Of course, there are downsides to using Git for knowledge engineering projects – keep in mind that it was not designed to manage ontologies! For one, Git tracks every modification to a file, even minor syntactic changes like removing a comma. If you are not careful about limiting cosmetic edits, it can be quite difficult to identify and interpret just the substantive changes to the model. Another potential drawback is that Git does not do a good job of handling binary files, so changes to certain files like graph visualizations or Word documents will not be tracked.
Taxonomy and Ontology Tools
Though few of them offer the feature depth and maturity of Git, many ontology and taxonomy management systems offer limited version control functionality out of the box. As you would expect, it’s quite convenient to use the version control features native to your ontology development environment, and many vendors have made version management a priority in recent years. Below are a few examples.
WebProtégé, the cloud-based version of Stanford’s popular ontology development tool, has Git-like version control functionality packaged in a friendly user interface. Ontology developers can collaboratively edit ontologies in real time via a group editing panel that neatly illustrates a detailed revision history, and all changes are visible via a project feed. As in Git, changes are tracked and grouped into snapshots that can be rolled back if needed.
PoolParty Semantic Suite, the powerful set of tools for integrating knowledge models into databases and front-end systems, offers a workflow process for managing change to taxonomies and ontologies. Administrators can set up a workflow by which users can submit terms for inclusion in a scheme, and others can approve, dismiss, or deprecate terms. Group editing is tracked and tied to each users’ individual account, and PoolParty keeps detailed user logs and an audit log of all of the “events” associated with a project. PoolParty also supports semantic versioning, the formal convention for naming the versions of model releases.
The ontology development tool TopBraid EDG offers a robust set of change management features. All revisions are logged by default and can be accessed via a dedicated change history pane that allows users to filter changes by user, date, or element. It is possible to “undo” changes in batches. Like PoolParty, EDG allows users to set up approval workflows in the interface. EDG is one of the few systems with a Git integration that allows users to interact with a Git repository from within the ontology interface.
Even when these tools stand on their own, it is considered best practice to store copies of your models outside of their technology stack to guard against system failure.
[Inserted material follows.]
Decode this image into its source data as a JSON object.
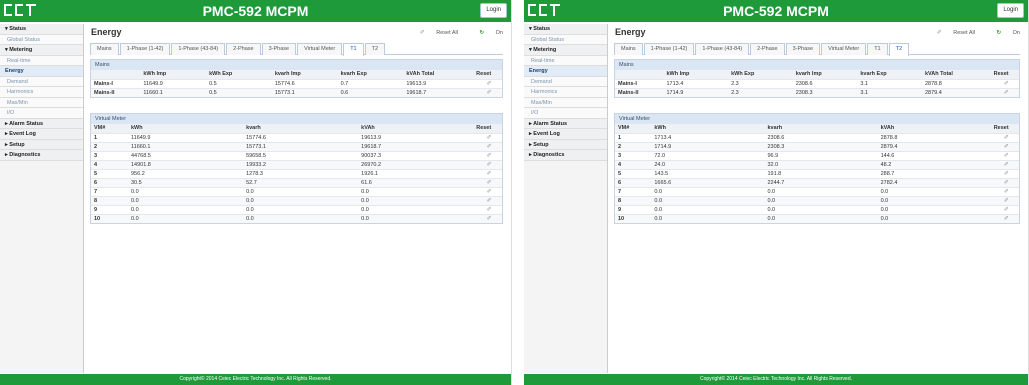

Many knowledge engineering teams pair the version control in their ontology editor with a VCS like Git that can act as a backup and a sharing platform. An added benefit is when they need to migrate from one system to another, they have their models stored in a system-independent location. This hybrid approach allows them to streamline the model development process inside their tool of choice while enjoying the added capabilities of a dedicated VCS.
Version control is a critical pillar of any information model governance strategy. Core features like traceability, branching, and sharing can help knowledge engineering teams create and manage models that can scale in any environment. With a little bit of planning, it is possible to translate practices from software version control to the knowledge engineering space and transform the way you manage your models. For help getting started, contact us!